As minorities are protecting their own cultures, there’s a tendency among the groups to push each other towards this vanilla “cultural default”, seemingly forgetting the historical hierarchical biases of that cultural default. Enshrining and elevating “white America” to a mandatory norm.

I can’t pass judgment on specific cases or decide how any one group wants to do this—and the groups aren’t homogenous, they “pull in all kinds of directions” as Pratchett put it—so I want to make sure I don’t overstate an example like how some Chinese-American actors have been rebuked when they use some phrases originating in African-American Vernacular English, or come across as telling any member of either of those groups how to react.

It’s legit that some in the black community are protective given how eager white audiences are to throw money at anyone who isn’t black, from Elvis to Eminem, while cops are shooting them and while black speakers of AAVE are punished in schools and in the workplace.

But it’s easy to get the impression that the message is “act straight, act white, and to the extent that bring your own culture’s thing it’s only to the backdrop of Norman Rockwell conformative hellscape”.

It should go without saying, but just to be clear and sharp as a glass shard, I am not endorsing the white complaints of a “lack of identity” and similar white supremacist trolling campaigns.

I’m saying the opposite: white cultural norms are everywhere, like the fish/water story I mentioned above.

So instead, what I’m talking about here is how minorities can take place fully in the public forum and how they can bring their cultures to each other, not just as strawberry ripples filtered through the great blandness of the bossman’s boots.

None of this is to reduce the kyriarchy to “if only the minority groups would…” It’s not the fault of fish that the water is wet.
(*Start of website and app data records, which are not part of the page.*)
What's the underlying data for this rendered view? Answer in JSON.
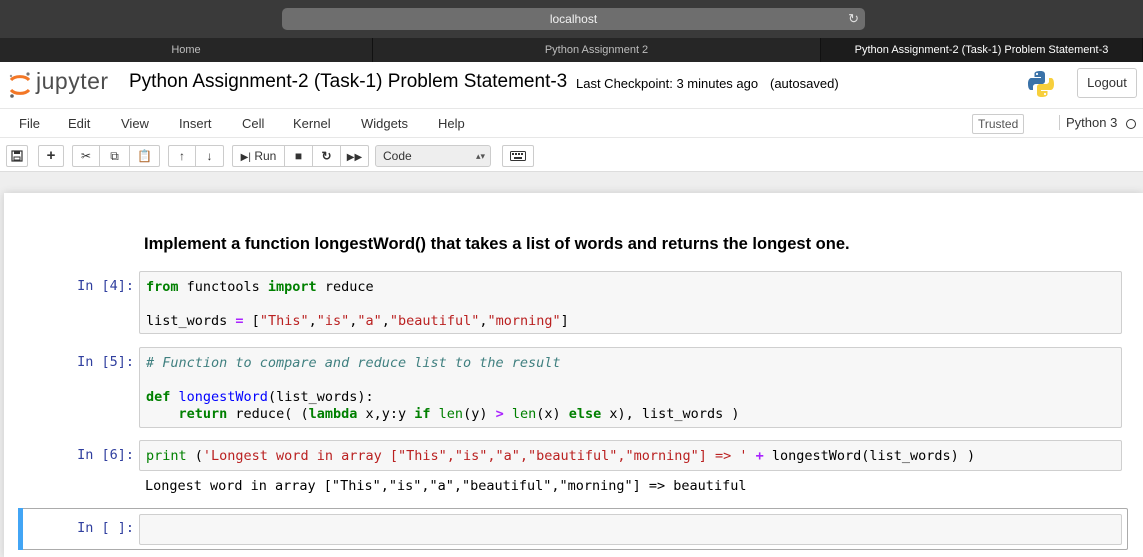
{
  "browser": {
    "url": "localhost",
    "tabs": [
      {
        "label": "Home"
      },
      {
        "label": "Python Assignment 2"
      },
      {
        "label": "Python Assignment-2 (Task-1) Problem Statement-3"
      }
    ]
  },
  "header": {
    "logo_text": "jupyter",
    "notebook_title": "Python Assignment-2 (Task-1) Problem Statement-3",
    "checkpoint": "Last Checkpoint: 3 minutes ago",
    "autosaved": "(autosaved)",
    "logout_label": "Logout"
  },
  "menubar": {
    "items": [
      "File",
      "Edit",
      "View",
      "Insert",
      "Cell",
      "Kernel",
      "Widgets",
      "Help"
    ],
    "trusted": "Trusted",
    "kernel": "Python 3"
  },
  "toolbar": {
    "run_label": "Run",
    "cell_type": "Code"
  },
  "cells": {
    "markdown": "Implement a function longestWord() that takes a list of words and returns the longest one.",
    "c1": {
      "prompt": "In [4]:",
      "line1_from": "from",
      "line1_mod": " functools ",
      "line1_import": "import",
      "line1_name": " reduce",
      "line2_var": "list_words ",
      "line2_eq": "=",
      "line2_open": " [",
      "s_this": "\"This\"",
      "s_is": "\"is\"",
      "s_a": "\"a\"",
      "s_beautiful": "\"beautiful\"",
      "s_morning": "\"morning\"",
      "comma": ",",
      "close": "]"
    },
    "c2": {
      "prompt": "In [5]:",
      "comment": "# Function to compare and reduce list to the result",
      "def": "def",
      "fname": "longestWord",
      "params": "(list_words):",
      "indent": "    ",
      "ret": "return",
      "reduce_open": " reduce( (",
      "lambda": "lambda",
      "lam_args": " x,y:y ",
      "if": "if",
      "len1": "len",
      "len1_arg": "(y) ",
      "gt": ">",
      "len2": "len",
      "len2_arg": "(x) ",
      "else": "else",
      "tail": " x), list_words )"
    },
    "c3": {
      "prompt": "In [6]:",
      "print": "print",
      "paren_open": " (",
      "str": "'Longest word in array [\"This\",\"is\",\"a\",\"beautiful\",\"morning\"] => '",
      "plus": "+",
      "call": " longestWord(list_words) ",
      "paren_close": ")",
      "output": "Longest word in array [\"This\",\"is\",\"a\",\"beautiful\",\"morning\"] => beautiful"
    },
    "c4": {
      "prompt": "In [ ]:"
    }
  }
}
I’m not absolving the establishment of any responsibility to help set things right.

I’m also not saying “full steam ahead! 2–4–6–8, come on, let’s appropriate!”

It’s a tightrope between the twin pitfalls of appropriation and imperialism. There are things that are, correctly, increasingly being recognized as wrong, like treating someone’s sacred ceremonies as a Halloween costume or a music video. It’s great that today’s intersectional left has a growing awareness of these pitfalls of cultural appropriation; it makes me hopeful that while we’re just getting started on a long road ahead of us, we’re gonna get better in that regard. That we’re realizing that minorities shouldn’t get trampled in an “everything belongs to everyone” mess. That we understand that when two forces come together like colliding amœbas, the force in power has more responsibility. However, let’s not neglect the opposite danger of enshrining white tropes, of cementing their universality.
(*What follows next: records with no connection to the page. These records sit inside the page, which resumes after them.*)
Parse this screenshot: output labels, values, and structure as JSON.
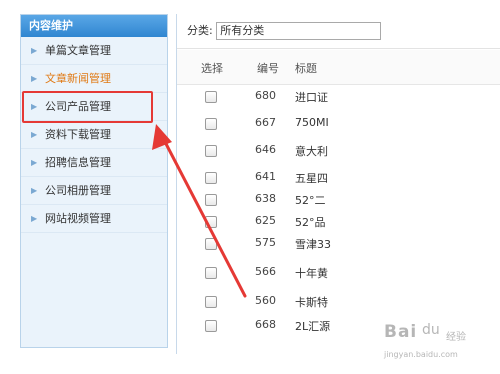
{
  "sidebar": {
    "title": "内容维护",
    "items": [
      {
        "label": "单篇文章管理",
        "active": false
      },
      {
        "label": "文章新闻管理",
        "active": true
      },
      {
        "label": "公司产品管理",
        "active": false,
        "highlighted": true
      },
      {
        "label": "资料下载管理",
        "active": false
      },
      {
        "label": "招聘信息管理",
        "active": false
      },
      {
        "label": "公司相册管理",
        "active": false
      },
      {
        "label": "网站视频管理",
        "active": false
      }
    ]
  },
  "filter": {
    "label": "分类:",
    "value": "所有分类"
  },
  "table": {
    "headers": {
      "select": "选择",
      "number": "编号",
      "title": "标题"
    },
    "rows": [
      {
        "number": "680",
        "title": "进口证"
      },
      {
        "number": "667",
        "title": "750MI"
      },
      {
        "number": "646",
        "title": "意大利"
      },
      {
        "number": "641",
        "title": "五星四"
      },
      {
        "number": "638",
        "title": "52°二"
      },
      {
        "number": "625",
        "title": "52°品"
      },
      {
        "number": "575",
        "title": "雪津33"
      },
      {
        "number": "566",
        "title": "十年黄"
      },
      {
        "number": "560",
        "title": "卡斯特"
      },
      {
        "number": "668",
        "title": "2L汇源"
      }
    ]
  },
  "watermark": {
    "brand": "Bai",
    "paw": "du",
    "sub": "经验",
    "url": "jingyan.baidu.com"
  },
  "colors": {
    "accent": "#2f86d1",
    "active_item": "#e07a15",
    "annotation": "#e53935"
  }
}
It’s like when you’re sailing between a rock and a whirlpool. Swerving straight into one of them isn’t a victory no matter how far that took you from the other.
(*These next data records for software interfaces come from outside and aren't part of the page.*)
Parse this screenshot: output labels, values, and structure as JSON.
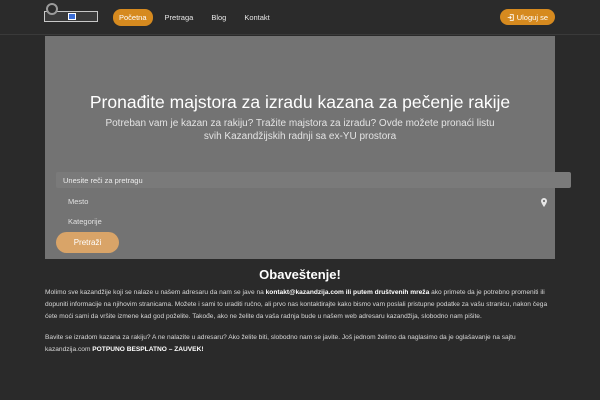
{
  "header": {
    "nav": [
      "Početna",
      "Pretraga",
      "Blog",
      "Kontakt"
    ],
    "active_index": 0,
    "login_label": "Uloguj se",
    "accent_color": "#d68a1f"
  },
  "hero": {
    "title": "Pronađite majstora za izradu kazana za pečenje rakije",
    "subtitle": "Potreban vam je kazan za rakiju? Tražite majstora za izradu? Ovde možete pronaći listu svih Kazandžijskih radnji sa ex-YU prostora",
    "search_placeholder": "Unesite reči za pretragu",
    "place_placeholder": "Mesto",
    "category_placeholder": "Kategorije",
    "search_button": "Pretraži"
  },
  "notice": {
    "title": "Obaveštenje!",
    "p1_a": "Molimo sve kazandžije koji se nalaze u našem adresaru da nam se jave na ",
    "p1_b": "kontakt@kazandzija.com ili putem društvenih mreža",
    "p1_c": " ako primete da je potrebno promeniti ili dopuniti informacije na njihovim stranicama. Možete i sami to uraditi ručno, ali prvo nas kontaktirajte kako bismo vam poslali pristupne podatke za vašu stranicu, nakon čega ćete moći sami da vršite izmene kad god poželite. Takođe, ako ne želite da vaša radnja bude u našem web adresaru kazandžija, slobodno nam pišite.",
    "p2_a": "Bavite se izradom kazana za rakiju? A ne nalazite u adresaru? Ako želite biti, slobodno nam se javite. Još jednom želimo da naglasimo da je oglašavanje na sajtu kazandzija.com ",
    "p2_b": "POTPUNO BESPLATNO – ZAUVEK!"
  }
}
And, this isn’t an accusatory screed, it’s more a cautionary, pre-emptive one. The kids are alright, and are mostly getting this balance right. Balance might be a misleading word here. “Centrism” sucks and isn’t what I’m going for. It’s more like there are two things that we wanna avoid that are sometimes related and sometimes not.

We’re gonna make mistakes and there are gonna be some no-win binds, but as we evaluate what to do in a given situation, please let’s keep both of these in mind. Most likely, our (the intersectional left’s) priorities are going to have to keep shifting back and forth the way they already have, and what’s the right call in one situation might be the wrong call in a similar-seeming one. You don’t want to toss water on a flooded building but you might on a burning one.

I aim to stick to my promise that I wouldn’t make this kind of social justice topics my bread & butter on here. If you love these topics I hope you are getting your fill elsewhere, because I have other things to talk about. It’s been over a year since my last post about this kind of stuff.